Records for processing section start

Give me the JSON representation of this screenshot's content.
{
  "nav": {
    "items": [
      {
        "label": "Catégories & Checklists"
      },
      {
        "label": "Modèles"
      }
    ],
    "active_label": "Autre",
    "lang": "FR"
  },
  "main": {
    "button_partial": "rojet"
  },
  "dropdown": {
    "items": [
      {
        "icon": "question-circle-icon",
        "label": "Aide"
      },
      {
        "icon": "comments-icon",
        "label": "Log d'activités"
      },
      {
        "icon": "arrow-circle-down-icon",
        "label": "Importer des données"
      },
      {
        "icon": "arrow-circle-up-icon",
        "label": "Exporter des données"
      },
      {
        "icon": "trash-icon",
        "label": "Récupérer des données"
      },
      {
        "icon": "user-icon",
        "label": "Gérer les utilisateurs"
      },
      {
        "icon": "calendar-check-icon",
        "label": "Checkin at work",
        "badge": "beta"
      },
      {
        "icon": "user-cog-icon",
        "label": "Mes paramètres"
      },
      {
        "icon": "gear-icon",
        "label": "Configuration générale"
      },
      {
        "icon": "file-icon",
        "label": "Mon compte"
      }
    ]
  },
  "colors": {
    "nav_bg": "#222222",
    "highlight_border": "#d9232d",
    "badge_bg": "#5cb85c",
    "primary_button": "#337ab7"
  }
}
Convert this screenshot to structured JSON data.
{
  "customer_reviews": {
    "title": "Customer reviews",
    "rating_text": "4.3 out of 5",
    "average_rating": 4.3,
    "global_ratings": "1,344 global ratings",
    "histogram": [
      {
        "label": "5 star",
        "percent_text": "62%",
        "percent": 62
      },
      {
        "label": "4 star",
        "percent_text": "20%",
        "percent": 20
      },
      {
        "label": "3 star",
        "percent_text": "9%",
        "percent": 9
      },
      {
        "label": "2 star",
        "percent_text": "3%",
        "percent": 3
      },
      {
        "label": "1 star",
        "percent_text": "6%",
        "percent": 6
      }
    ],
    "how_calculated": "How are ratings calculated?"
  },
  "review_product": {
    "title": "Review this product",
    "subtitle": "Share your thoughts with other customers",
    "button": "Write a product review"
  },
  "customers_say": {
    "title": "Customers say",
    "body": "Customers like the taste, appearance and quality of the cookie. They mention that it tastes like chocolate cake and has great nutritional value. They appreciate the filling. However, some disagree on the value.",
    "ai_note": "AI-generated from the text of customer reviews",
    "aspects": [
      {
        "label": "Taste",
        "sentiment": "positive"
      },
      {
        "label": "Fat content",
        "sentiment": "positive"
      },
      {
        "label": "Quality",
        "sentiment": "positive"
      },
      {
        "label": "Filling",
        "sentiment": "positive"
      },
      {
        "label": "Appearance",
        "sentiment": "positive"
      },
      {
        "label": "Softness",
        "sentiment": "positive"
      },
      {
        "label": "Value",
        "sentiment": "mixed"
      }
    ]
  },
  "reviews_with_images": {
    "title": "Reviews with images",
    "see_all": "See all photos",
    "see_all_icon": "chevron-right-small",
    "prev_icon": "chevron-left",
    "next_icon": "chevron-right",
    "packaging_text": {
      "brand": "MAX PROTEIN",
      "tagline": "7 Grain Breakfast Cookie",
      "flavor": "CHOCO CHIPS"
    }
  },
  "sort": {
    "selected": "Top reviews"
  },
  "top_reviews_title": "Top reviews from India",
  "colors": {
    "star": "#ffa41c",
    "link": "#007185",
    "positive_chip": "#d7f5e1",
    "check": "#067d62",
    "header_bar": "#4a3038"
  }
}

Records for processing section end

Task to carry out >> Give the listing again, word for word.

Response below >>
Give me the JSON representation of this screenshot's content.
{
  "nav": {
    "items": [
      {
        "label": "Catégories & Checklists"
      },
      {
        "label": "Modèles"
      }
    ],
    "active_label": "Autre",
    "lang": "FR"
  },
  "main": {
    "button_partial": "rojet"
  },
  "dropdown": {
    "items": [
      {
        "icon": "question-circle-icon",
        "label": "Aide"
      },
      {
        "icon": "comments-icon",
        "label": "Log d'activités"
      },
      {
        "icon": "arrow-circle-down-icon",
        "label": "Importer des données"
      },
      {
        "icon": "arrow-circle-up-icon",
        "label": "Exporter des données"
      },
      {
        "icon": "trash-icon",
        "label": "Récupérer des données"
      },
      {
        "icon": "user-icon",
        "label": "Gérer les utilisateurs"
      },
      {
        "icon": "calendar-check-icon",
        "label": "Checkin at work",
        "badge": "beta"
      },
      {
        "icon": "user-cog-icon",
        "label": "Mes paramètres"
      },
      {
        "icon": "gear-icon",
        "label": "Configuration générale"
      },
      {
        "icon": "file-icon",
        "label": "Mon compte"
      }
    ]
  },
  "colors": {
    "nav_bg": "#222222",
    "highlight_border": "#d9232d",
    "badge_bg": "#5cb85c",
    "primary_button": "#337ab7"
  }
}
Convert this screenshot to structured JSON data.
{
  "customer_reviews": {
    "title": "Customer reviews",
    "rating_text": "4.3 out of 5",
    "average_rating": 4.3,
    "global_ratings": "1,344 global ratings",
    "histogram": [
      {
        "label": "5 star",
        "percent_text": "62%",
        "percent": 62
      },
      {
        "label": "4 star",
        "percent_text": "20%",
        "percent": 20
      },
      {
        "label": "3 star",
        "percent_text": "9%",
        "percent": 9
      },
      {
        "label": "2 star",
        "percent_text": "3%",
        "percent": 3
      },
      {
        "label": "1 star",
        "percent_text": "6%",
        "percent": 6
      }
    ],
    "how_calculated": "How are ratings calculated?"
  },
  "review_product": {
    "title": "Review this product",
    "subtitle": "Share your thoughts with other customers",
    "button": "Write a product review"
  },
  "customers_say": {
    "title": "Customers say",
    "body": "Customers like the taste, appearance and quality of the cookie. They mention that it tastes like chocolate cake and has great nutritional value. They appreciate the filling. However, some disagree on the value.",
    "ai_note": "AI-generated from the text of customer reviews",
    "aspects": [
      {
        "label": "Taste",
        "sentiment": "positive"
      },
      {
        "label": "Fat content",
        "sentiment": "positive"
      },
      {
        "label": "Quality",
        "sentiment": "positive"
      },
      {
        "label": "Filling",
        "sentiment": "positive"
      },
      {
        "label": "Appearance",
        "sentiment": "positive"
      },
      {
        "label": "Softness",
        "sentiment": "positive"
      },
      {
        "label": "Value",
        "sentiment": "mixed"
      }
    ]
  },
  "reviews_with_images": {
    "title": "Reviews with images",
    "see_all": "See all photos",
    "see_all_icon": "chevron-right-small",
    "prev_icon": "chevron-left",
    "next_icon": "chevron-right",
    "packaging_text": {
      "brand": "MAX PROTEIN",
      "tagline": "7 Grain Breakfast Cookie",
      "flavor": "CHOCO CHIPS"
    }
  },
  "sort": {
    "selected": "Top reviews"
  },
  "top_reviews_title": "Top reviews from India",
  "colors": {
    "star": "#ffa41c",
    "link": "#007185",
    "positive_chip": "#d7f5e1",
    "check": "#067d62",
    "header_bar": "#4a3038"
  }
}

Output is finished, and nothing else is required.